And more examples on John Bolton, Les Parnas, Anthony Scaramucci, Gordon Sondland, Lt. Col. Vindman (someone he does not remember), McMasters (former NSC head), Tillis (Sec of State), Omarosa, Michael Cohen, Steve Bannon.

No one scares President Trump as much as people who used to work for him. They know the truth about him, and some of them tell it. When they do, Trump denies it and smears them.

It’s amazing how many people have turned on Trump in just his first term. He is a man who prizes loyalty above all else, and yet one toady after another has betrayed him.

John Bolton, Trump’s former national security adviser, is the latest. According to The New York Times , Bolton’s unpublished manuscript claims that Trump sought “to continue freezing $391 million in security assistance to Ukraine until officials there helped with investigations into Democrats including the Bidens.” In response, Trump said that Bolton is trying “to sell a book,” and Trump’s defenders began smearing Bolton.
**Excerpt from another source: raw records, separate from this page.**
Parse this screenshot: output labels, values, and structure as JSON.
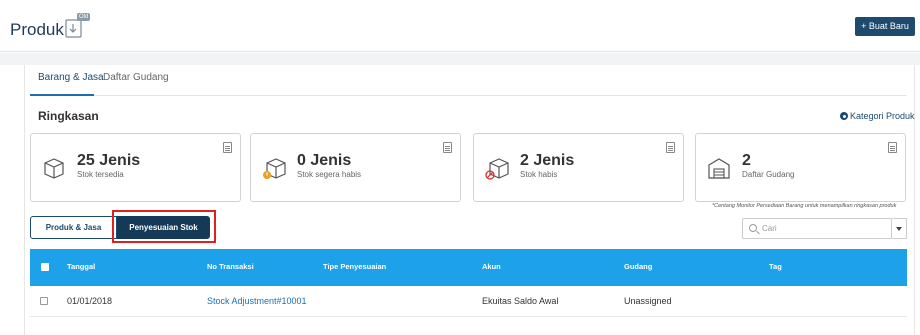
{
  "header": {
    "title": "Produk",
    "title_icon": "import-icon",
    "badge": "Old",
    "new_button_label": "+ Buat Baru"
  },
  "tabs": [
    {
      "label": "Barang & Jasa",
      "active": true
    },
    {
      "label": "Daftar Gudang",
      "active": false
    }
  ],
  "summary": {
    "title": "Ringkasan",
    "kategori_link": "Kategori Produk",
    "boxes": [
      {
        "value": "25 Jenis",
        "label": "Stok tersedia",
        "icon": "box-icon"
      },
      {
        "value": "0 Jenis",
        "label": "Stok segera habis",
        "icon": "box-warning-icon"
      },
      {
        "value": "2 Jenis",
        "label": "Stok habis",
        "icon": "box-empty-icon"
      },
      {
        "value": "2",
        "label": "Daftar Gudang",
        "icon": "warehouse-icon"
      }
    ],
    "hint": "*Centang Monitor Persediaan Barang untuk menampilkan ringkasan produk"
  },
  "toggle": {
    "produk_label": "Produk & Jasa",
    "penyesuaian_label": "Penyesuaian Stok",
    "active": "Penyesuaian Stok"
  },
  "search": {
    "placeholder": "Cari",
    "value": ""
  },
  "table": {
    "columns": [
      "Tanggal",
      "No Transaksi",
      "Tipe Penyesuaian",
      "Akun",
      "Gudang",
      "Tag"
    ],
    "rows": [
      {
        "tanggal": "01/01/2018",
        "no_transaksi": "Stock Adjustment#10001",
        "tipe": "",
        "akun": "Ekuitas Saldo Awal",
        "gudang": "Unassigned",
        "tag": ""
      }
    ]
  },
  "colors": {
    "accent": "#1d4a6f",
    "table_header": "#1da1e8",
    "highlight": "#e02020",
    "link": "#1d6fb0"
  }
}
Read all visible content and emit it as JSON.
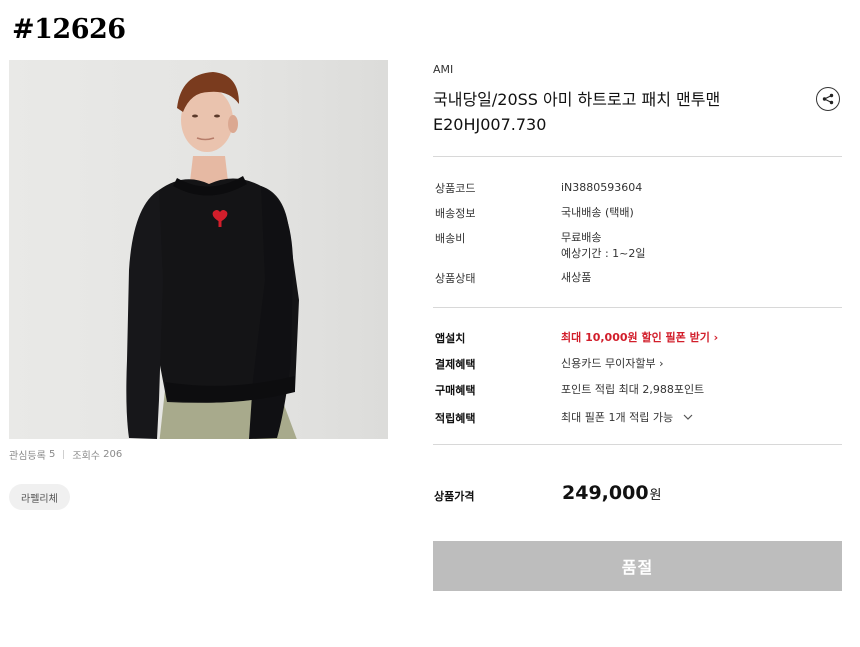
{
  "listing_no": "#12626",
  "product": {
    "brand": "AMI",
    "title_line1": "국내당일/20SS 아미 하트로고 패치 맨투맨",
    "title_line2": "E20HJ007.730"
  },
  "stats": {
    "likes_label": "관심등록",
    "likes": "5",
    "views_label": "조회수",
    "views": "206"
  },
  "tag": "라펠리체",
  "info": [
    {
      "label": "상품코드",
      "value": "iN3880593604"
    },
    {
      "label": "배송정보",
      "value": "국내배송 (택배)"
    },
    {
      "label": "배송비",
      "value": "무료배송",
      "value2": "예상기간 : 1~2일"
    },
    {
      "label": "상품상태",
      "value": "새상품"
    }
  ],
  "benefits": [
    {
      "label": "앱설치",
      "value": "최대 10,000원 할인 필폰 받기 ›"
    },
    {
      "label": "결제혜택",
      "value": "신용카드 무이자할부 ›"
    },
    {
      "label": "구매혜택",
      "value": "포인트 적립 최대 2,988포인트"
    },
    {
      "label": "적립혜택",
      "value": "최대 필폰 1개 적립 가능"
    }
  ],
  "price": {
    "label": "상품가격",
    "amount": "249,000",
    "unit": "원"
  },
  "buy_button": "품절",
  "colors": {
    "accent_red": "#d21e2b",
    "soldout_gray": "#bdbdbd"
  },
  "icons": {
    "share": "share-icon",
    "expand": "chevron-down-icon"
  }
}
Jenna Ellis, one of the president’s attorneys, tweeted that “it is so sad that so many are willing to sell out America, our Constitution, truth, their integrity, and our great president just to score a book deal or five minutes of fame.” An editor at The Federalist said Bolton is just “mad Trump fired him for leaking and trying to start new wars.” Anonymous White House officials sniped to the Times that Bolton was a “disgruntled former
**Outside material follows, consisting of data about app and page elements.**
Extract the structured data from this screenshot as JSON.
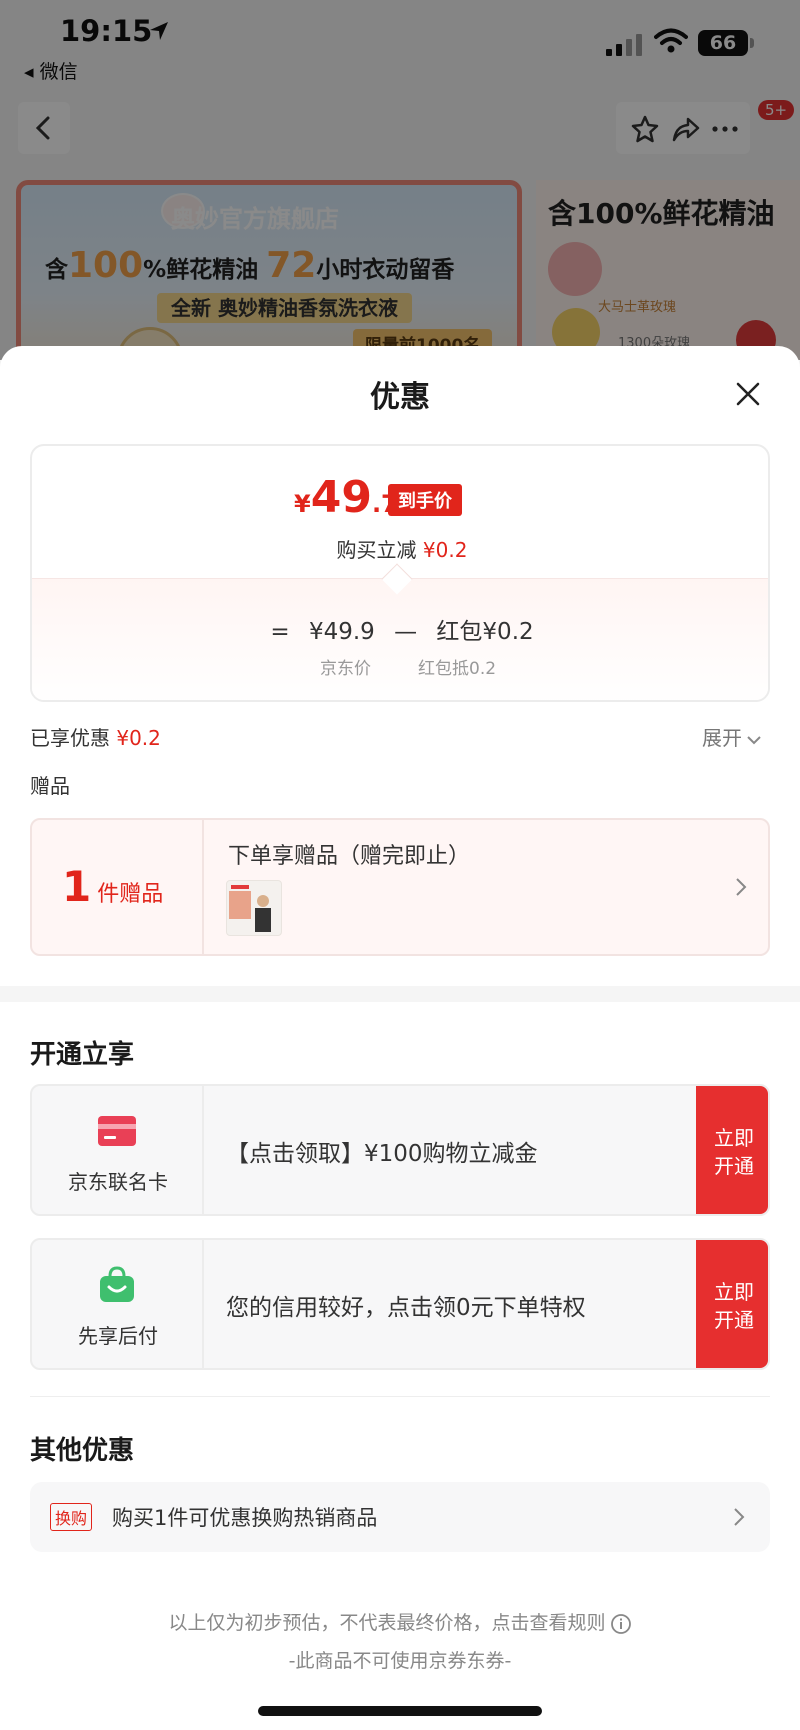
{
  "status_bar": {
    "time": "19:15",
    "back_app": "◂ 微信",
    "battery": "66"
  },
  "header": {
    "notification_badge": "5+"
  },
  "banner": {
    "brand": "奥妙官方旗舰店",
    "line1_prefix": "含",
    "line1_num": "100",
    "line1_mid": "%鲜花精油",
    "line1_num2": "72",
    "line1_suffix": "小时衣动留香",
    "line2": "全新 奥妙精油香氛洗衣液",
    "tag": "限量前1000名"
  },
  "side_card": {
    "title": "含100%鲜花精油",
    "sub": "大马士革玫瑰",
    "sub2": "1300朵玫瑰"
  },
  "sheet": {
    "title": "优惠",
    "price": {
      "symbol": "¥",
      "integer": "49",
      "decimal": ".7",
      "tag": "到手价",
      "reduce_label": "购买立减 ",
      "reduce_value": "¥0.2",
      "formula_eq": "=",
      "formula_base": "¥49.9",
      "formula_minus": "—",
      "formula_item": "红包¥0.2",
      "base_caption": "京东价",
      "item_caption": "红包抵0.2"
    },
    "enjoyed_label": "已享优惠 ",
    "enjoyed_value": "¥0.2",
    "expand_label": "展开",
    "gift_section_label": "赠品",
    "gift": {
      "count": "1",
      "unit": "件赠品",
      "title": "下单享赠品（赠完即止）"
    },
    "open_section_title": "开通立享",
    "offers": [
      {
        "name": "京东联名卡",
        "text": "【点击领取】¥100购物立减金",
        "button": "立即\n开通"
      },
      {
        "name": "先享后付",
        "text": "您的信用较好，点击领0元下单特权",
        "button": "立即\n开通"
      }
    ],
    "other_section_title": "其他优惠",
    "other": {
      "tag": "换购",
      "text": "购买1件可优惠换购热销商品"
    },
    "disclaimer": "以上仅为初步预估，不代表最终价格，点击查看规则",
    "no_coupon": "-此商品不可使用京券东券-"
  },
  "colors": {
    "accent_red": "#e1251b",
    "button_red": "#e62f2f",
    "card_bg": "#f7f7f8"
  },
  "icons": [
    "location-arrow-icon",
    "signal-icon",
    "wifi-icon",
    "back-chevron-icon",
    "star-icon",
    "share-icon",
    "more-icon",
    "close-icon",
    "chevron-down-icon",
    "chevron-right-icon",
    "card-icon",
    "shopping-bag-icon",
    "info-icon"
  ]
}
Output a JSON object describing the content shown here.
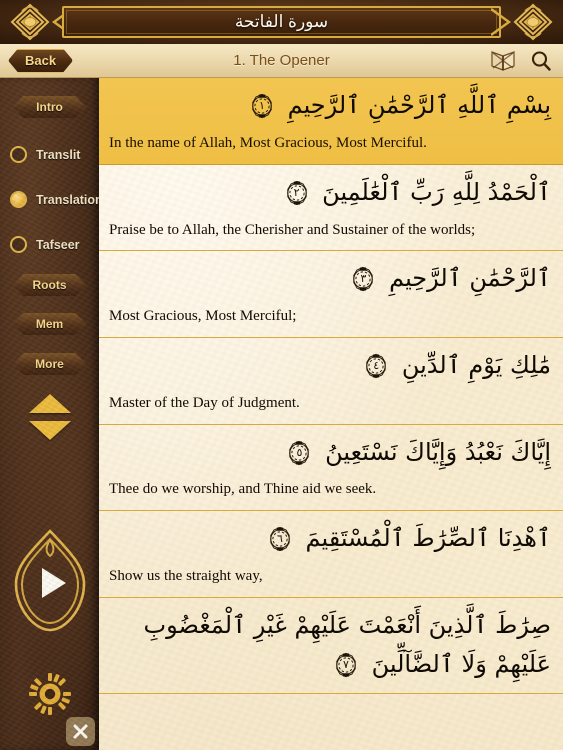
{
  "titlebar": {
    "title": "سورة الفاتحة",
    "left_ornament": "rosette-icon",
    "right_ornament": "rosette-icon"
  },
  "subbar": {
    "back_label": "Back",
    "surah_label": "1. The Opener",
    "book_icon": "open-book-icon",
    "search_icon": "search-icon"
  },
  "sidebar": {
    "intro_label": "Intro",
    "view_modes": [
      {
        "label": "Translit",
        "selected": false
      },
      {
        "label": "Translation",
        "selected": true
      },
      {
        "label": "Tafseer",
        "selected": false
      }
    ],
    "roots_label": "Roots",
    "mem_label": "Mem",
    "more_label": "More",
    "scroll_up_icon": "triangle-up-icon",
    "scroll_down_icon": "triangle-down-icon",
    "play_icon": "play-icon",
    "settings_icon": "gear-icon",
    "close_icon": "close-icon"
  },
  "colors": {
    "gold": "#d7a93f",
    "highlight_bg": "#efc044",
    "parchment": "#faf0d8",
    "leather": "#3c2413",
    "title_text": "#fdf8ee",
    "label_gold": "#f8d98c"
  },
  "verses": [
    {
      "number": "١",
      "arabic": "بِسْمِ ٱللَّهِ ٱلرَّحْمَٰنِ ٱلرَّحِيمِ",
      "translation": "In the name of Allah, Most Gracious, Most Merciful.",
      "highlighted": true
    },
    {
      "number": "٢",
      "arabic": "ٱلْحَمْدُ لِلَّهِ رَبِّ ٱلْعَٰلَمِينَ",
      "translation": "Praise be to Allah, the Cherisher and Sustainer of the worlds;",
      "highlighted": false
    },
    {
      "number": "٣",
      "arabic": "ٱلرَّحْمَٰنِ ٱلرَّحِيمِ",
      "translation": "Most Gracious, Most Merciful;",
      "highlighted": false
    },
    {
      "number": "٤",
      "arabic": "مَٰلِكِ يَوْمِ ٱلدِّينِ",
      "translation": "Master of the Day of Judgment.",
      "highlighted": false
    },
    {
      "number": "٥",
      "arabic": "إِيَّاكَ نَعْبُدُ وَإِيَّاكَ نَسْتَعِينُ",
      "translation": "Thee do we worship, and Thine aid we seek.",
      "highlighted": false
    },
    {
      "number": "٦",
      "arabic": "ٱهْدِنَا ٱلصِّرَٰطَ ٱلْمُسْتَقِيمَ",
      "translation": "Show us the straight way,",
      "highlighted": false
    },
    {
      "number": "٧",
      "arabic": "صِرَٰطَ ٱلَّذِينَ أَنْعَمْتَ عَلَيْهِمْ غَيْرِ ٱلْمَغْضُوبِ عَلَيْهِمْ وَلَا ٱلضَّآلِّينَ",
      "translation": "",
      "highlighted": false
    }
  ]
}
That’s another favorite dodge. Trump, who claimed to have “the world’s greatest memory,” quickly forgets people when they tell the truth about him. :boom:
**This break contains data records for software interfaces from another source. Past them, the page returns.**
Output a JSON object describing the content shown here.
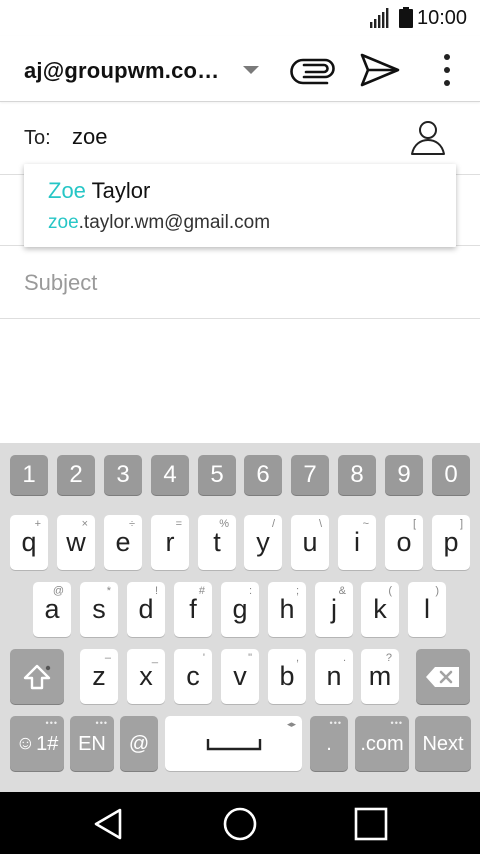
{
  "status_bar": {
    "time": "10:00"
  },
  "app_bar": {
    "from_account": "aj@groupwm.co…"
  },
  "compose": {
    "to_label": "To:",
    "to_value": "zoe",
    "subject_placeholder": "Subject"
  },
  "suggestion": {
    "name_match": "Zoe",
    "name_rest": " Taylor",
    "email_match": "zoe",
    "email_rest": ".taylor.wm@gmail.com"
  },
  "keyboard": {
    "number_row": [
      "1",
      "2",
      "3",
      "4",
      "5",
      "6",
      "7",
      "8",
      "9",
      "0"
    ],
    "row1": [
      {
        "key": "q",
        "hint": "+"
      },
      {
        "key": "w",
        "hint": "×"
      },
      {
        "key": "e",
        "hint": "÷"
      },
      {
        "key": "r",
        "hint": "="
      },
      {
        "key": "t",
        "hint": "%"
      },
      {
        "key": "y",
        "hint": "/"
      },
      {
        "key": "u",
        "hint": "\\"
      },
      {
        "key": "i",
        "hint": "~"
      },
      {
        "key": "o",
        "hint": "["
      },
      {
        "key": "p",
        "hint": "]"
      }
    ],
    "row2": [
      {
        "key": "a",
        "hint": "@"
      },
      {
        "key": "s",
        "hint": "*"
      },
      {
        "key": "d",
        "hint": "!"
      },
      {
        "key": "f",
        "hint": "#"
      },
      {
        "key": "g",
        "hint": ":"
      },
      {
        "key": "h",
        "hint": ";"
      },
      {
        "key": "j",
        "hint": "&"
      },
      {
        "key": "k",
        "hint": "("
      },
      {
        "key": "l",
        "hint": ")"
      }
    ],
    "row3": [
      {
        "key": "z",
        "hint": "–"
      },
      {
        "key": "x",
        "hint": "_"
      },
      {
        "key": "c",
        "hint": "'"
      },
      {
        "key": "v",
        "hint": "\""
      },
      {
        "key": "b",
        "hint": ","
      },
      {
        "key": "n",
        "hint": "."
      },
      {
        "key": "m",
        "hint": "?"
      }
    ],
    "symbols_label": "1#",
    "language_label": "EN",
    "at_label": "@",
    "period_label": ".",
    "dotcom_label": ".com",
    "next_label": "Next"
  },
  "colors": {
    "highlight": "#26c6c6",
    "keyboard_bg": "#dcdcdc",
    "func_key": "#a2a2a2"
  }
}
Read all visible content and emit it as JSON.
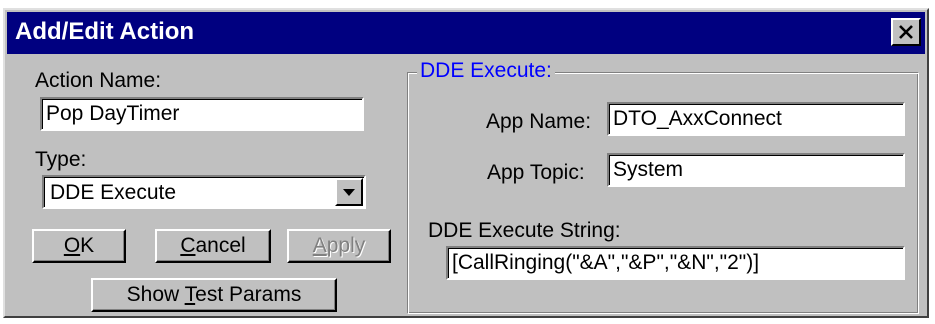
{
  "window": {
    "title": "Add/Edit Action"
  },
  "left": {
    "action_name_label": "Action Name:",
    "action_name_value": "Pop DayTimer",
    "type_label": "Type:",
    "type_value": "DDE Execute"
  },
  "buttons": {
    "ok": {
      "accel": "O",
      "rest": "K"
    },
    "cancel": {
      "accel": "C",
      "rest": "ancel"
    },
    "apply": {
      "accel": "A",
      "rest": "pply",
      "enabled": false
    },
    "show_test_params": {
      "before": "Show ",
      "accel": "T",
      "after": "est Params"
    }
  },
  "dde": {
    "group_title": "DDE Execute:",
    "app_name_label": "App Name:",
    "app_name_value": "DTO_AxxConnect",
    "app_topic_label": "App Topic:",
    "app_topic_value": "System",
    "exec_string_label": "DDE Execute String:",
    "exec_string_value": "[CallRinging(\"&A\",\"&P\",\"&N\",\"2\")]"
  },
  "colors": {
    "titlebar": "#000080",
    "face": "#c0c0c0",
    "group_title": "#0000ff",
    "disabled_text": "#808080"
  },
  "icons": {
    "close": "close-icon",
    "dropdown": "chevron-down-icon"
  }
}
After Lev Parnas, the Rudy Giuliani associate who helped open doors in Eastern Europe, implicated the president in the Ukraine scandal, Trump said, “I don’t know him at all.” There are multiple pictures of them together. ABC News also released audio of a conversation in which Trump told Parnas and other associates to fire U.S. Ambassador to Ukraine Marie Yovanowitch.

When Trump doesn’t forget you, he insults you, fires you, and insults you again. Yovanovitch, making his claim of ignorance even more implausible.

After Trump divulged highly classified information to the Russian foreign minister and ambassador in May 2017, H.R. McMaster, one of the few honorable people to work for the president, denied it to reporters. In that moment, McMaster became McServant.

Trump hates the truth because he can’t control it.“Truth has a despotic character,” Hannah Arendt observed in 1967. "It is therefore hated by tyrants, who rightly fear the competition of a coercive force they cannot monopolizeUnwelcome facts possess an infuriating stubbornness that nothing can move except plain lies."

After the release of Michael Wolff’s book Fire and Fury , in which Steve Bannon is quoted as saying that Donald Trump Jr.'s infamous Trump Tower meeting was “treasonous,” Trump tweeted that Bannon "cried when he got fired and begged for his job. Now Sloppy Steve has been dumped like a dog by almost everyone."

It’s worth remembering, when Trump smears his former employees, that he hired them. He hired them not on merit but because they flattered him. “I often think of people by the way they treat me,” Trump told Howard Stern in 2013.

and Omarosa

Asked why she was hired, former White House press secretary Sean Spicer said, “She was very loyal to the president.” The president’s then-personal lawyer Michael Cohen said she had “admired and respected President Trump for over a decade.”

This is the same Michael Cohen who defended Trump for 12 years as his attorney, only to turn on him in an effort to reduce his prison sentence. In February 2019, he testified before Congress and called Trump a “racist,” a “cheat,” and a “conman.” Then he went to prison, like many other people who have worked for Trump.

Cohen became “a different person,” Trump said. He was “a fine person with a wonderful family” in April 2018, a “Rat” in December 2018, and a “Bad lawyer and fraudster” in March 2019.


Trump is acting more like Mussolini every day

How shameful. Strutting and preening while bullying the free press.
This is what facism looks like.


T was going in to a word-fusion tumble and Fox shifted away.


Kansas City is in Missouri. :smirk: